### Work to complete
Examine the records below. Report how many of their lines contain the word "TransactionType", with no other content.

Records provided Block Start

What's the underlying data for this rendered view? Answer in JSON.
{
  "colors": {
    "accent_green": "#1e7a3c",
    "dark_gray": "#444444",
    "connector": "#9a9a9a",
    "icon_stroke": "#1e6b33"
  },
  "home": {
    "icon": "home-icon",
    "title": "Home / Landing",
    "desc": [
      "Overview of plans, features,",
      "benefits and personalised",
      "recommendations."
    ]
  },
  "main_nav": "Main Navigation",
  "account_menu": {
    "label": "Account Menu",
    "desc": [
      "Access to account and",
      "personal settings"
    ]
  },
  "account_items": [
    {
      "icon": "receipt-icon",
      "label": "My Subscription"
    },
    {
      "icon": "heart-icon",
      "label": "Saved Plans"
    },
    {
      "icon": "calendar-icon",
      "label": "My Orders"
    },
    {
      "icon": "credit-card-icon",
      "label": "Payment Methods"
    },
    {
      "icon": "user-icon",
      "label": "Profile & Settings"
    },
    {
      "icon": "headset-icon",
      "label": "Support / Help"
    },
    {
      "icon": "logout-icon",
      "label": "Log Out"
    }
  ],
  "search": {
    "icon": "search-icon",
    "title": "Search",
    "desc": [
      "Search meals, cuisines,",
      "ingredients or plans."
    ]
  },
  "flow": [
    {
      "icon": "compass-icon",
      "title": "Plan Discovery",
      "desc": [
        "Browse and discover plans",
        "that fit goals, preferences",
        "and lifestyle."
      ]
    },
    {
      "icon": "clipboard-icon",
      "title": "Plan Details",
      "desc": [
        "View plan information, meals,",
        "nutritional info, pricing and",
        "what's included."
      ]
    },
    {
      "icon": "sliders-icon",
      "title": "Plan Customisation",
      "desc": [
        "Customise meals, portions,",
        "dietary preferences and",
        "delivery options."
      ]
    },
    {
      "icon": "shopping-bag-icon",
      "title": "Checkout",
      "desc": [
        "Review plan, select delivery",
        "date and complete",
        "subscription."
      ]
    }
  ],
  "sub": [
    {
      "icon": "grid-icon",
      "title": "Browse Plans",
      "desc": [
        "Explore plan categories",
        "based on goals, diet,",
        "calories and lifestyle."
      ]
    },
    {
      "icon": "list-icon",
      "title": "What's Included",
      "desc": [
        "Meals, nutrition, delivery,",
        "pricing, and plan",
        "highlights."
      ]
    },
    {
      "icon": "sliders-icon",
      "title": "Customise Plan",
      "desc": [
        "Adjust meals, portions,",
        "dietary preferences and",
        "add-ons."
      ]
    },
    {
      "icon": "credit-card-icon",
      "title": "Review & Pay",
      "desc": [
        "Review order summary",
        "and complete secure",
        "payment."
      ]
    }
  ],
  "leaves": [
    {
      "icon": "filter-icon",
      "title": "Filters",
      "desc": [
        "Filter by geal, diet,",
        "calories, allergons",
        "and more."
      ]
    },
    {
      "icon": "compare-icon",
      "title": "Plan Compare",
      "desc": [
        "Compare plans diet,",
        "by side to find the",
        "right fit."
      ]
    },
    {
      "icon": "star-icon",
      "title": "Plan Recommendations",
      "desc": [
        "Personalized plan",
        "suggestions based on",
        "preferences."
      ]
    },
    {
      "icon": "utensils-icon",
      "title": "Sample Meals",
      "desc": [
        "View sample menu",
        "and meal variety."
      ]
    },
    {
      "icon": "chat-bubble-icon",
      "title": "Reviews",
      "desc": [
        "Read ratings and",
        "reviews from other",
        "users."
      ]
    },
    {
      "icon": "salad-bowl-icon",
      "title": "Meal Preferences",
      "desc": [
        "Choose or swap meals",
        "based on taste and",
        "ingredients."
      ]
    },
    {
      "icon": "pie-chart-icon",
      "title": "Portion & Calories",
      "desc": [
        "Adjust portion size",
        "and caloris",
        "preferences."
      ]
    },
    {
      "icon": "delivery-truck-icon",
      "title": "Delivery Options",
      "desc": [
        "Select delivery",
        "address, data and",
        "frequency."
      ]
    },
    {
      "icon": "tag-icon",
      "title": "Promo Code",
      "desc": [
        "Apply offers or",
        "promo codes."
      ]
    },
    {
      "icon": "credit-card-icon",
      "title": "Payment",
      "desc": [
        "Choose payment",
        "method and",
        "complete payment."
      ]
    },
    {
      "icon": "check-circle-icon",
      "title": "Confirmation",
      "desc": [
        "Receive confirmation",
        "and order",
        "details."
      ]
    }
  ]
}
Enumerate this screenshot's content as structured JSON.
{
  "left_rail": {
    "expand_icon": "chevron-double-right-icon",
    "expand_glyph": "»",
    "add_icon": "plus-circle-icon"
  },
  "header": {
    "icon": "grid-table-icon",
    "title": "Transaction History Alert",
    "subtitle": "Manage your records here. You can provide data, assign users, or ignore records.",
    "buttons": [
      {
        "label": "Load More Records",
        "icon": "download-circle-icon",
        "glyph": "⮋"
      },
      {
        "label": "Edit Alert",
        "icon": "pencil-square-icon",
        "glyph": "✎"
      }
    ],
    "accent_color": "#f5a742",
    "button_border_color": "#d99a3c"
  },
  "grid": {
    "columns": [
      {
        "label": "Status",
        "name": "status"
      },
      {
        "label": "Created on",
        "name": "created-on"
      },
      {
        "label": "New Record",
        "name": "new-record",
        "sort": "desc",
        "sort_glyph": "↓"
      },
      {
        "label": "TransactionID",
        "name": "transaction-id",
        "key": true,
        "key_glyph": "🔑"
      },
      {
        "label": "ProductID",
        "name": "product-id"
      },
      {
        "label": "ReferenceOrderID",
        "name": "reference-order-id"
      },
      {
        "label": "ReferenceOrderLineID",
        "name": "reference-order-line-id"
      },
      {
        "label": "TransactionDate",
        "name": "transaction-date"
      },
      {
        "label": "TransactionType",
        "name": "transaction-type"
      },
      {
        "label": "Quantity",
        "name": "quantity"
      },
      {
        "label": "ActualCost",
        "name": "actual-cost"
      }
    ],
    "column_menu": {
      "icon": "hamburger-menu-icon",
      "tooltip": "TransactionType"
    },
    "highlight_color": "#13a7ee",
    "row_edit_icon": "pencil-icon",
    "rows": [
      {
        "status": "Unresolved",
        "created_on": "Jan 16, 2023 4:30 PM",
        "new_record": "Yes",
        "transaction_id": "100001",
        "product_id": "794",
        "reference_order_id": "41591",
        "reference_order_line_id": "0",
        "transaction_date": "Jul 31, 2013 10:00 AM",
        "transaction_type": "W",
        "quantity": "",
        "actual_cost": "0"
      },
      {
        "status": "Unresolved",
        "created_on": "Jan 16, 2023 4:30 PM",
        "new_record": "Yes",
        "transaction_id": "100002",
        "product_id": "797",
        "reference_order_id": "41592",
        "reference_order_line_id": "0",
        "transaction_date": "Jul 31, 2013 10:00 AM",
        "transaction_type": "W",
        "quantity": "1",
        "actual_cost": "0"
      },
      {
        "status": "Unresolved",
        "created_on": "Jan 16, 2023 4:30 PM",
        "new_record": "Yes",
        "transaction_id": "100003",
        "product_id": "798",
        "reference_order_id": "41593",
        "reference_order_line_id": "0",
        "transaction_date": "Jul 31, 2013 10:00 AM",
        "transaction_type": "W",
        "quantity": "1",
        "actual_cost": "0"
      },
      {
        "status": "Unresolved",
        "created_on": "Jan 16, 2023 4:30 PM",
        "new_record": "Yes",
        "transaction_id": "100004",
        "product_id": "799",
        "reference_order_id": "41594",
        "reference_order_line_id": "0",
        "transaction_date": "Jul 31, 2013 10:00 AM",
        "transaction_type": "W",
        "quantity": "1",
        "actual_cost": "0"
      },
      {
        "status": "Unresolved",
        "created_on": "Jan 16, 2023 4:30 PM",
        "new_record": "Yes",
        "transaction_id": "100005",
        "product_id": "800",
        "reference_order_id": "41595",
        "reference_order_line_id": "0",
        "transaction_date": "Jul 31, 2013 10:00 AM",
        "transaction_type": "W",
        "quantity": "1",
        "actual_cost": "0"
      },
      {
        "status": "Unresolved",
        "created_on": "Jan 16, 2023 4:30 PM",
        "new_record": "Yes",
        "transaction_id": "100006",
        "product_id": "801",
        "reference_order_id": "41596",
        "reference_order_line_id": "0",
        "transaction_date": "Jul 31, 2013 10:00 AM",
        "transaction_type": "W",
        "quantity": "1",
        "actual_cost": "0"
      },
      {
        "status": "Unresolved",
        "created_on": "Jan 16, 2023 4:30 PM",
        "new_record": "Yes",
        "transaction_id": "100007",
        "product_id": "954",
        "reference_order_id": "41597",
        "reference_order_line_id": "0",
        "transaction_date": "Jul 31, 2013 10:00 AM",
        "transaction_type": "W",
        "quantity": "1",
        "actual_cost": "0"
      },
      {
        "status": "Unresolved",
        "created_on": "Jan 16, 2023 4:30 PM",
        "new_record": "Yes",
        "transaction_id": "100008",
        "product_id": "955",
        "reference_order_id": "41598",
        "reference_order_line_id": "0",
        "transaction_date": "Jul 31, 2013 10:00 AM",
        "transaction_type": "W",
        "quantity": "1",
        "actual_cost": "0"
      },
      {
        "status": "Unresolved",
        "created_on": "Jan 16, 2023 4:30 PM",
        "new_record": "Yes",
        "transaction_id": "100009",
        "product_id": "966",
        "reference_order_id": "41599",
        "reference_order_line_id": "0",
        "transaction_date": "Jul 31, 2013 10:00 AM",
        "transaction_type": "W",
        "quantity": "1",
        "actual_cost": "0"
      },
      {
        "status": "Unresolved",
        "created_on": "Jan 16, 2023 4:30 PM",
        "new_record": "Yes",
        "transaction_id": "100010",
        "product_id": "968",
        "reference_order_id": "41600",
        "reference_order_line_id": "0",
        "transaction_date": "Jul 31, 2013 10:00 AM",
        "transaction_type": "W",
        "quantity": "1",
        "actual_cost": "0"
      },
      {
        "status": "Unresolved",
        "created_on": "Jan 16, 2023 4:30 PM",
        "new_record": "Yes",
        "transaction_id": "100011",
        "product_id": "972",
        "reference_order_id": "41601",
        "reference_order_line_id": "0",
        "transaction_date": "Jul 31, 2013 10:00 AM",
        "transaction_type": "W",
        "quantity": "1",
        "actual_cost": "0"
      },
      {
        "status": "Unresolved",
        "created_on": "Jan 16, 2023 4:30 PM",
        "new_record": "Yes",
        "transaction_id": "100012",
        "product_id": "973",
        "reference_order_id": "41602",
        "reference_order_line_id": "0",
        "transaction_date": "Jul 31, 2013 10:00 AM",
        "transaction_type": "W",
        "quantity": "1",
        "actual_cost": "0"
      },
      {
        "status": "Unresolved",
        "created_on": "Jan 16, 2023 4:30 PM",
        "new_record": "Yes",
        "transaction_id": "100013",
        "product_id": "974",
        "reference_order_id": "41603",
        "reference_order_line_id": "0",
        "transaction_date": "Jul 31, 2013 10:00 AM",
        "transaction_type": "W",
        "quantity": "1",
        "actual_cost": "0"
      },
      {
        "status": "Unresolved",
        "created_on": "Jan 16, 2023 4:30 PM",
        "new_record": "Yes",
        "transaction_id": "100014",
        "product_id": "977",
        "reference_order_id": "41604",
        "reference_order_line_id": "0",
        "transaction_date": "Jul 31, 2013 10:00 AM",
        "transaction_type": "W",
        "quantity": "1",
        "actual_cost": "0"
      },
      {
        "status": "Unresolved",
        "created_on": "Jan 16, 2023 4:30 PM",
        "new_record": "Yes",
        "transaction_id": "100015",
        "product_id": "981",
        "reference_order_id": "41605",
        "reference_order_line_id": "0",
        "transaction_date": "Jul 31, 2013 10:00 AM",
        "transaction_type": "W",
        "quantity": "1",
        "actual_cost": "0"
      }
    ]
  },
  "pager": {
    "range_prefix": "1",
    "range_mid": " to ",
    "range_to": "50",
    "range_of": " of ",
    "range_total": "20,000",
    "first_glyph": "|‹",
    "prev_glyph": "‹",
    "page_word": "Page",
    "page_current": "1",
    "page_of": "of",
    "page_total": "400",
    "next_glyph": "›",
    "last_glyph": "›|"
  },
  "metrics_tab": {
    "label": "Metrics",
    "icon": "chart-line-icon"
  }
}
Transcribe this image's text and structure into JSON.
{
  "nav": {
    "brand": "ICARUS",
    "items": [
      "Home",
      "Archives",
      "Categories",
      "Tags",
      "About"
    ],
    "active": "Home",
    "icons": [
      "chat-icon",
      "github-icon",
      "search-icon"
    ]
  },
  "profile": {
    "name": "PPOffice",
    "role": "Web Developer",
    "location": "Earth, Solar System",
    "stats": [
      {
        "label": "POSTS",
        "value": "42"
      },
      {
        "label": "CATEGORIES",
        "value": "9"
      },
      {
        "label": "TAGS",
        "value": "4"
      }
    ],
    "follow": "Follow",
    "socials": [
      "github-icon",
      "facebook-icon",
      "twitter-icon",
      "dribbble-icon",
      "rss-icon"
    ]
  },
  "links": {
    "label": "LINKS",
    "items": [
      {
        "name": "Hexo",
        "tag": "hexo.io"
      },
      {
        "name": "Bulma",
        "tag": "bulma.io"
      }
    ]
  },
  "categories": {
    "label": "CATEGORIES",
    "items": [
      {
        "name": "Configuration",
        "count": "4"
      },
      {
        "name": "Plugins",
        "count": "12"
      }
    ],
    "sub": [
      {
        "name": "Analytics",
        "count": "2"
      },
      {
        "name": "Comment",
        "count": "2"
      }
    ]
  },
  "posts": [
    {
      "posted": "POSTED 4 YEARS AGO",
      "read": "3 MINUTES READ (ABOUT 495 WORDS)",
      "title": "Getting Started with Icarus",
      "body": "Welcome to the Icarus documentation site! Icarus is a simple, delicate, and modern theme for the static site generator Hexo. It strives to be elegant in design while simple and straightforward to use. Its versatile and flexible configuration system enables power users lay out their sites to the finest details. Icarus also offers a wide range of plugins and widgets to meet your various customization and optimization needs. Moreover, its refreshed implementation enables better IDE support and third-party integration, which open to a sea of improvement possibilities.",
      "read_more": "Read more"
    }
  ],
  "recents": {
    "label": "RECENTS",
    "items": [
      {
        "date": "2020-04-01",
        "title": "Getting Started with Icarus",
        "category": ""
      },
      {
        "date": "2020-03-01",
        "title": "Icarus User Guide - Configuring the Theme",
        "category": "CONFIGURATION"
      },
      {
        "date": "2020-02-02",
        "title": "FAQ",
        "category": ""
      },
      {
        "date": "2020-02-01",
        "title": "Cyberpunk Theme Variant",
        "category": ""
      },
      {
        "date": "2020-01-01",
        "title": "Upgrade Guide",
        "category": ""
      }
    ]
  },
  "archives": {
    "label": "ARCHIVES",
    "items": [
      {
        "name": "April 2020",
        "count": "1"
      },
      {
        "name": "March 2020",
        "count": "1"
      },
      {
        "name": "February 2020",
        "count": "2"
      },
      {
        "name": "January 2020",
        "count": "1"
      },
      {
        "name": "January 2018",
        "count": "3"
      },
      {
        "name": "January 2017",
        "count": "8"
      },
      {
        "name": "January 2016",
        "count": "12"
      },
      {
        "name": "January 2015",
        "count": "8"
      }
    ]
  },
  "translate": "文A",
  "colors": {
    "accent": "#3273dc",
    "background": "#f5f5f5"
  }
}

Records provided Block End

### Task response
2